→ Supplied records:
--------

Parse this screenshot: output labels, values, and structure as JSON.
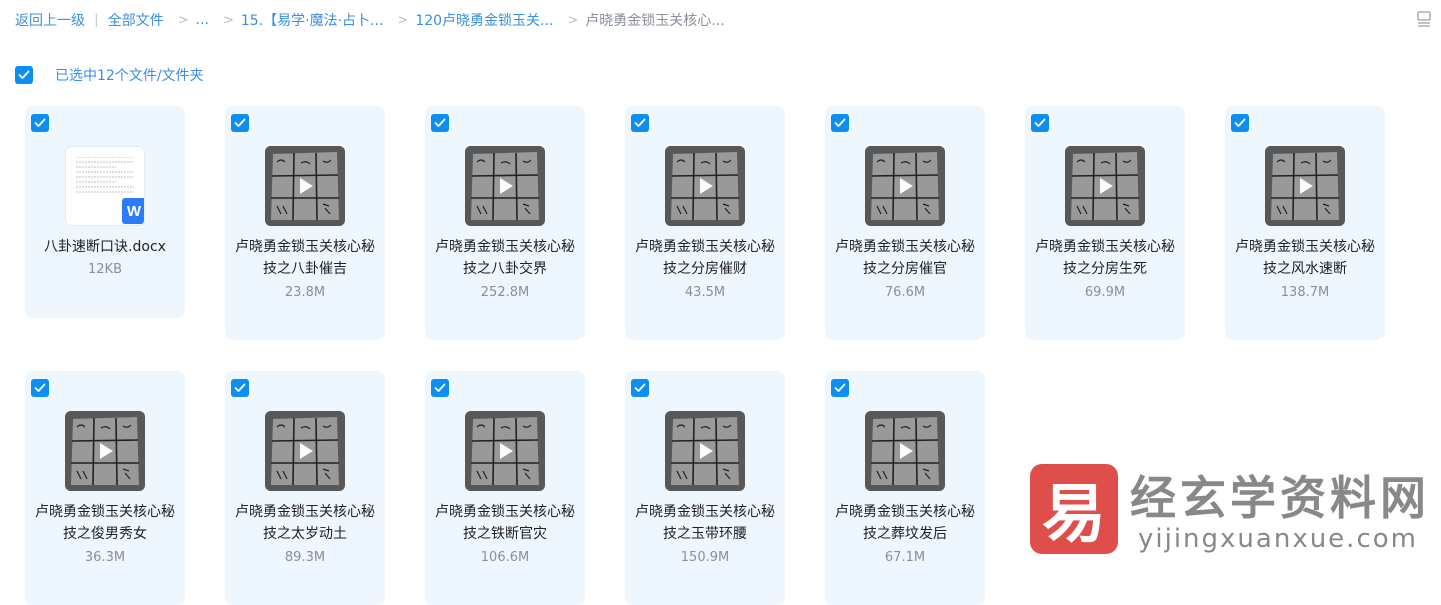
{
  "breadcrumb": {
    "back": "返回上一级",
    "divider": "|",
    "all_files": "全部文件",
    "ellipsis": "...",
    "folder_1": "15.【易学·魔法·占卜...",
    "folder_2": "120卢晓勇金锁玉关...",
    "current": "卢晓勇金锁玉关核心..."
  },
  "selection": {
    "text": "已选中12个文件/文件夹",
    "all_checked": true
  },
  "files": [
    {
      "name": "八卦速断口诀.docx",
      "size": "12KB",
      "type": "docx",
      "checked": true,
      "badge": "W"
    },
    {
      "name": "卢晓勇金锁玉关核心秘技之八卦催吉",
      "size": "23.8M",
      "type": "video",
      "checked": true
    },
    {
      "name": "卢晓勇金锁玉关核心秘技之八卦交界",
      "size": "252.8M",
      "type": "video",
      "checked": true
    },
    {
      "name": "卢晓勇金锁玉关核心秘技之分房催财",
      "size": "43.5M",
      "type": "video",
      "checked": true
    },
    {
      "name": "卢晓勇金锁玉关核心秘技之分房催官",
      "size": "76.6M",
      "type": "video",
      "checked": true
    },
    {
      "name": "卢晓勇金锁玉关核心秘技之分房生死",
      "size": "69.9M",
      "type": "video",
      "checked": true
    },
    {
      "name": "卢晓勇金锁玉关核心秘技之风水速断",
      "size": "138.7M",
      "type": "video",
      "checked": true
    },
    {
      "name": "卢晓勇金锁玉关核心秘技之俊男秀女",
      "size": "36.3M",
      "type": "video",
      "checked": true
    },
    {
      "name": "卢晓勇金锁玉关核心秘技之太岁动土",
      "size": "89.3M",
      "type": "video",
      "checked": true
    },
    {
      "name": "卢晓勇金锁玉关核心秘技之铁断官灾",
      "size": "106.6M",
      "type": "video",
      "checked": true
    },
    {
      "name": "卢晓勇金锁玉关核心秘技之玉带环腰",
      "size": "150.9M",
      "type": "video",
      "checked": true
    },
    {
      "name": "卢晓勇金锁玉关核心秘技之葬坟发后",
      "size": "67.1M",
      "type": "video",
      "checked": true
    }
  ],
  "watermark": {
    "logo_char": "易",
    "title": "经玄学资料网",
    "url": "yijingxuanxue.com"
  },
  "colors": {
    "accent": "#0d8ef2",
    "link": "#3a8fe0",
    "card_bg": "#eef6fe"
  },
  "icons": {
    "view_toggle": "list-view-icon",
    "play": "play-icon",
    "checkbox": "checkmark-icon"
  }
}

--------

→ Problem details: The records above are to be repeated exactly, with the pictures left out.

→ The answer:
Parse this screenshot: output labels, values, and structure as JSON.
{
  "breadcrumb": {
    "back": "返回上一级",
    "divider": "|",
    "all_files": "全部文件",
    "ellipsis": "...",
    "folder_1": "15.【易学·魔法·占卜...",
    "folder_2": "120卢晓勇金锁玉关...",
    "current": "卢晓勇金锁玉关核心..."
  },
  "selection": {
    "text": "已选中12个文件/文件夹",
    "all_checked": true
  },
  "files": [
    {
      "name": "八卦速断口诀.docx",
      "size": "12KB",
      "type": "docx",
      "checked": true,
      "badge": "W"
    },
    {
      "name": "卢晓勇金锁玉关核心秘技之八卦催吉",
      "size": "23.8M",
      "type": "video",
      "checked": true
    },
    {
      "name": "卢晓勇金锁玉关核心秘技之八卦交界",
      "size": "252.8M",
      "type": "video",
      "checked": true
    },
    {
      "name": "卢晓勇金锁玉关核心秘技之分房催财",
      "size": "43.5M",
      "type": "video",
      "checked": true
    },
    {
      "name": "卢晓勇金锁玉关核心秘技之分房催官",
      "size": "76.6M",
      "type": "video",
      "checked": true
    },
    {
      "name": "卢晓勇金锁玉关核心秘技之分房生死",
      "size": "69.9M",
      "type": "video",
      "checked": true
    },
    {
      "name": "卢晓勇金锁玉关核心秘技之风水速断",
      "size": "138.7M",
      "type": "video",
      "checked": true
    },
    {
      "name": "卢晓勇金锁玉关核心秘技之俊男秀女",
      "size": "36.3M",
      "type": "video",
      "checked": true
    },
    {
      "name": "卢晓勇金锁玉关核心秘技之太岁动土",
      "size": "89.3M",
      "type": "video",
      "checked": true
    },
    {
      "name": "卢晓勇金锁玉关核心秘技之铁断官灾",
      "size": "106.6M",
      "type": "video",
      "checked": true
    },
    {
      "name": "卢晓勇金锁玉关核心秘技之玉带环腰",
      "size": "150.9M",
      "type": "video",
      "checked": true
    },
    {
      "name": "卢晓勇金锁玉关核心秘技之葬坟发后",
      "size": "67.1M",
      "type": "video",
      "checked": true
    }
  ],
  "watermark": {
    "logo_char": "易",
    "title": "经玄学资料网",
    "url": "yijingxuanxue.com"
  },
  "colors": {
    "accent": "#0d8ef2",
    "link": "#3a8fe0",
    "card_bg": "#eef6fe"
  },
  "icons": {
    "view_toggle": "list-view-icon",
    "play": "play-icon",
    "checkbox": "checkmark-icon"
  }
}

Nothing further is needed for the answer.